The Fascinating Life Cycle of Mayflies: A Closer Look
Mayflies, also known as Ephemeroptera, are intriguing insects that have captivated the curiosity of scientists and nature enthusiasts alike. These delicate creatures go through a remarkable life cycle, starting from their humble beginnings as eggs in water bodies, to their short-lived adult stage where they fulfill their purpose of reproduction. In this article, we will take a closer look at the captivating life cycle of mayflies and answer some frequently asked questions about these fascinating insects.
Life Cycle Stages:
1. Egg Stage:
Mayflies begin their life cycle as eggs, which are usually laid in freshwater bodies such as lakes, rivers, or streams. Females lay their eggs on the water surface or attach them to submerged vegetation. These eggs hatch within a few weeks, depending on the species and environmental conditions.
2. Nymph Stage:
Once the eggs hatch, mayflies enter the nymph stage, which is the longest part of their life cycle. Nymphs are aquatic and live underwater, feeding on algae, detritus, or other small organisms. They possess gills to extract oxygen from the water. During this stage, they undergo a series of molts, shedding their exoskeleton to accommodate their growth. The nymph stage may last from a few months to several years.
As nymphs reach their final molt, they prepare for their transformation into adults. This phase is known as emergence. Nymphs rise to the water's surface or crawl onto nearby vegetation, shedding their skin to reveal the winged adult form. This transformation is a delicate and vulnerable process, as the newly emerged adults need to wait for their wings to dry and harden before they can fly.
4. Adult Stage:
Mayflies spend the shortest period of their life cycle as adults, typically ranging from a few hours to a few days, depending on the species. Their main objective during this stage is to reproduce. Adult mayflies have large compound eyes, long antennae, and two or three long tails. They do not possess functional mouthparts and do not feed, as their sole purpose is to mate. Once mating is complete, males die shortly after, while females lay their eggs and also die soon after.
FAQs about Mayflies:
1. Why are mayflies called Ephemeroptera?
The name Ephemeroptera comes from the Greek words "ephemeros" meaning "short-lived" and "ptera" meaning "wings," referring to the brief adult stage of mayflies.
2. How many species of mayflies are there?
There are over 3,000 known species of mayflies worldwide, with new species still being discovered.
3. Why do mayflies have such a short adult lifespan?
Mayflies have evolved to have a short adult life span to maximize their chances of successful reproduction. By emerging in large numbers simultaneously, they increase the likelihood of finding a mate.
4. What do mayfly nymphs eat?
Mayfly nymphs are primarily herbivores, feeding on algae and detritus. Some species are also opportunistic predators, preying on small invertebrates.
5. Are mayflies harmful to humans?
Mayflies are harmless to humans. They do not bite or sting and pose no threat to human health.

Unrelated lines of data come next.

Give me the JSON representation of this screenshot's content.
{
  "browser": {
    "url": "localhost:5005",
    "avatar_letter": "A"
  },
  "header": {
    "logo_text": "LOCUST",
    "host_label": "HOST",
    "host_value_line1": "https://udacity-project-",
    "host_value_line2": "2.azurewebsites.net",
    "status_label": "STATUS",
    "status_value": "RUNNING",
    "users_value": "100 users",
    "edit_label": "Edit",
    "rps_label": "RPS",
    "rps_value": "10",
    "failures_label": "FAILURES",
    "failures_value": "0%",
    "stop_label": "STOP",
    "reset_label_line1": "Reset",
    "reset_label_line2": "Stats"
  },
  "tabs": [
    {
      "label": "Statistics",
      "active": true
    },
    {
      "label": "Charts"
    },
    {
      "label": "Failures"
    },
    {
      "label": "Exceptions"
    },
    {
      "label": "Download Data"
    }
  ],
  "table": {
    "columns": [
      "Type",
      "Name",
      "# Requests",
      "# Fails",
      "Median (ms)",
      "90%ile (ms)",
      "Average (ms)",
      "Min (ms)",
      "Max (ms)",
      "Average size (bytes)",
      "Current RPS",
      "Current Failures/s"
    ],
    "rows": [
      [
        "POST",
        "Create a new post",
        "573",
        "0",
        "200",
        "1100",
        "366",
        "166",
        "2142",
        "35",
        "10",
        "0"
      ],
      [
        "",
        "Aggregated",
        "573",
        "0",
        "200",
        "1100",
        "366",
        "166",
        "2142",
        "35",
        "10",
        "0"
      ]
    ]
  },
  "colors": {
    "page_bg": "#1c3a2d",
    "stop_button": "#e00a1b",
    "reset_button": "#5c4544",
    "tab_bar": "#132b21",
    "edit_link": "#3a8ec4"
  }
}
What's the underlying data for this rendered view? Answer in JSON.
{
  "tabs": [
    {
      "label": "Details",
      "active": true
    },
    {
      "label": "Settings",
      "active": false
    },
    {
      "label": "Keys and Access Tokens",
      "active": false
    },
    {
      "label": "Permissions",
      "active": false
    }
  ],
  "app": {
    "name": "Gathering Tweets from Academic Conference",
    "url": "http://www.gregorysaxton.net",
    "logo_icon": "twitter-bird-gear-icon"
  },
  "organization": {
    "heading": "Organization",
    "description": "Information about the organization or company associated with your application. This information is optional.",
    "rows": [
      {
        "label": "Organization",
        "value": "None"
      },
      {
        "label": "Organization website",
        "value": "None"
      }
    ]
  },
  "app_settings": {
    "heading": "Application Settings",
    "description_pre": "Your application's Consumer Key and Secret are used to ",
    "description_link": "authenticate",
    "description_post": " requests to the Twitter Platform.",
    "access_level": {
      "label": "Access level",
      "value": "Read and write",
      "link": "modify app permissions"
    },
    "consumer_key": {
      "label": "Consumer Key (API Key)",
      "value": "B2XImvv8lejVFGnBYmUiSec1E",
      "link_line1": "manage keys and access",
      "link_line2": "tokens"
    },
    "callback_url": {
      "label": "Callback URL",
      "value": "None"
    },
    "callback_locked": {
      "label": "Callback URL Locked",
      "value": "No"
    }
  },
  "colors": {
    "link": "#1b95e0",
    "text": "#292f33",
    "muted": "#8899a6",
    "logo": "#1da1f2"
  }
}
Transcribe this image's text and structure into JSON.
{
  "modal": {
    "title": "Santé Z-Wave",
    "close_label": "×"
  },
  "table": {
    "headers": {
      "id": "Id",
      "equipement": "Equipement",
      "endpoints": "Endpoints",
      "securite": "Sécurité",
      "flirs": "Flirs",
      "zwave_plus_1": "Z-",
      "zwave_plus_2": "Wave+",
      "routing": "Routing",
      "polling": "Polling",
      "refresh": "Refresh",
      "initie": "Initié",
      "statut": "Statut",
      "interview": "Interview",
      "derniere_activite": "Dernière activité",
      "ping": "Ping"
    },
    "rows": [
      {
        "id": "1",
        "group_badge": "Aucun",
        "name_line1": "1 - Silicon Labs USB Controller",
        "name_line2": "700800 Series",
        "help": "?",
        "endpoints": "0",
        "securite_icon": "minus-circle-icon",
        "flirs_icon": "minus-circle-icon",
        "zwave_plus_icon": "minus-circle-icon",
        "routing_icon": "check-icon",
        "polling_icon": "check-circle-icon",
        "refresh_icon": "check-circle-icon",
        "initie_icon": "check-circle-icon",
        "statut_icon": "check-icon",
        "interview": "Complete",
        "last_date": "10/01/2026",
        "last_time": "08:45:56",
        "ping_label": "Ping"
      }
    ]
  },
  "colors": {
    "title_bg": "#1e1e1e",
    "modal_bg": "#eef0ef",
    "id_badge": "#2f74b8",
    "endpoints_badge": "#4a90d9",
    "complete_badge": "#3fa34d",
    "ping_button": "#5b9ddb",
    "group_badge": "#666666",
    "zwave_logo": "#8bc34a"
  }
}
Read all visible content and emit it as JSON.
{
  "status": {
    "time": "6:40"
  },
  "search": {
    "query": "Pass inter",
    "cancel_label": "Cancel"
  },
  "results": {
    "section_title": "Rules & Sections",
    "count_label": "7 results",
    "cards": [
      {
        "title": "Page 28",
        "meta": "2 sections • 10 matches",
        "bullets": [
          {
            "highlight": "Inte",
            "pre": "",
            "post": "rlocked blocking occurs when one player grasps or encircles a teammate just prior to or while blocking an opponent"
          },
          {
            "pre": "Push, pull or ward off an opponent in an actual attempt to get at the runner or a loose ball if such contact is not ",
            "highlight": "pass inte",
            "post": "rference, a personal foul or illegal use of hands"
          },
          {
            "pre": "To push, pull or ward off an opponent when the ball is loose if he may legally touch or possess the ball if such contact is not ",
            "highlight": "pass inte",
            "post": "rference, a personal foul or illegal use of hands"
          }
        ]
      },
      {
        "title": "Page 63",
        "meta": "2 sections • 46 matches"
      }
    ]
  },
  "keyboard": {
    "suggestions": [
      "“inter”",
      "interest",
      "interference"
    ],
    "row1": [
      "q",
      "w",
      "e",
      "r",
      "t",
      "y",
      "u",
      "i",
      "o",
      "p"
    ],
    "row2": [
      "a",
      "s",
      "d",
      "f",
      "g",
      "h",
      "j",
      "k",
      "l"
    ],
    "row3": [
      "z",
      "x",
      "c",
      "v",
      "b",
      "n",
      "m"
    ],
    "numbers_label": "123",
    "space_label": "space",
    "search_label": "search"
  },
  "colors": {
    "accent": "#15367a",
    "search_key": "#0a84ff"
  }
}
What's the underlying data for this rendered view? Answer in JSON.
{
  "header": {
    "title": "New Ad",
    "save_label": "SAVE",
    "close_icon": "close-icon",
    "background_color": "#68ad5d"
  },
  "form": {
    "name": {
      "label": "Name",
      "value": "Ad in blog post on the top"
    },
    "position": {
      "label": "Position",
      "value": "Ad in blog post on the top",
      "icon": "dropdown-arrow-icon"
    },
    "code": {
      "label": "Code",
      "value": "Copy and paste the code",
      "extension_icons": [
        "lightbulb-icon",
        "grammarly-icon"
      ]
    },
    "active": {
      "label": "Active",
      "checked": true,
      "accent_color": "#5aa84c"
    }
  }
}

6. Why are mayflies considered indicators of water quality?
Mayflies are highly sensitive to pollution and their presence or absence in a water body can indicate its overall water quality. Their nymphs require clean, oxygen-rich water to survive.
7. Do mayflies have any economic importance?
Mayflies are essential in aquatic ecosystems as a food source for fish and other organisms. Additionally, their emergence provides a natural spectacle that attracts tourists and outdoor enthusiasts, boosting local economies.
8. Where can one observe mayfly emergences?
Mayfly emergences can be observed in bodies of freshwater, such as lakes, rivers, and streams, especially during the warmer months of the year.
9. Do all mayflies emerge at the same time?
Different species of mayflies have different emergence times. However, within a particular species, emergence often occurs simultaneously, leading to massive swarms of adult mayflies.
10. Can mayflies be kept as pets?
Mayflies are not suitable for keeping as pets. Their short adult lifespan and specialized habitat requirements make them unsuitable for captivity.
The life cycle of mayflies is undoubtedly a captivating process, showcasing nature's intricate and delicate balance. From their aquatic beginnings as eggs to their short-lived adult stage, these insects offer a remarkable spectacle that leaves us in awe of the wonders of the natural world.